==== EXTRACTED DATA

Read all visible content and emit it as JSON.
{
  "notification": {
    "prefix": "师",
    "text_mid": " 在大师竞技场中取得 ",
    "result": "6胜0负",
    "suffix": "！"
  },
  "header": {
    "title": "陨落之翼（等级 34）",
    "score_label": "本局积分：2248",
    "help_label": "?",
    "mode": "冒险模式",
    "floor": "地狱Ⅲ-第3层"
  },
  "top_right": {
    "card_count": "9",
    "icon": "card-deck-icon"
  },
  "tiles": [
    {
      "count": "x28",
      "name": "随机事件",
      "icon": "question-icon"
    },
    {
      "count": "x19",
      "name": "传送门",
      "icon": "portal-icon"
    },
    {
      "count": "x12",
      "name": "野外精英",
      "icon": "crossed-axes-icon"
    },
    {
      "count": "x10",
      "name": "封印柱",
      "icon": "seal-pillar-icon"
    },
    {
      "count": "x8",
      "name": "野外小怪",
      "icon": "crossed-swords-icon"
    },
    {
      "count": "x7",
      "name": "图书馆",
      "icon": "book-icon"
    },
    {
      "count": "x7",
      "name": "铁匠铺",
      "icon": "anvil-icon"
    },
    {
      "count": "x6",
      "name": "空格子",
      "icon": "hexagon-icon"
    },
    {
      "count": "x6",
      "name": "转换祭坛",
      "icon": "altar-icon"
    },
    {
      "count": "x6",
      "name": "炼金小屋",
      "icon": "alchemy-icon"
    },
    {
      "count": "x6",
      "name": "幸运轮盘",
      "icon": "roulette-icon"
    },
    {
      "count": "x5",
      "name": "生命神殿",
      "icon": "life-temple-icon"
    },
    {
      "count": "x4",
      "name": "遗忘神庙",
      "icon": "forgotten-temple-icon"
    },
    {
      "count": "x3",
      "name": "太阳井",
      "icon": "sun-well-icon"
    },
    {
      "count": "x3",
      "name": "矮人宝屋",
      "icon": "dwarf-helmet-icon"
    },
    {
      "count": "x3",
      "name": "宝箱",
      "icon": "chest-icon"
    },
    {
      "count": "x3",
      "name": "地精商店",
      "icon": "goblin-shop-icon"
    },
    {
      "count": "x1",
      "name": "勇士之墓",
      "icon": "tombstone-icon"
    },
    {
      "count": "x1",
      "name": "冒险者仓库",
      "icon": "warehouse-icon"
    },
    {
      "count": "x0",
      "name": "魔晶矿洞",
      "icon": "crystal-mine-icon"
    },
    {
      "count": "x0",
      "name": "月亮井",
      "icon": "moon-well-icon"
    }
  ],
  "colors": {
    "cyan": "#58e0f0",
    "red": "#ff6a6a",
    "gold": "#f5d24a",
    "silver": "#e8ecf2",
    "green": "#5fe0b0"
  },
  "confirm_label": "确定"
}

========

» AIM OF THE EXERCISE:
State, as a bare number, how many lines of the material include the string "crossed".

» ANSWER FOR THIS EXERCISE:
2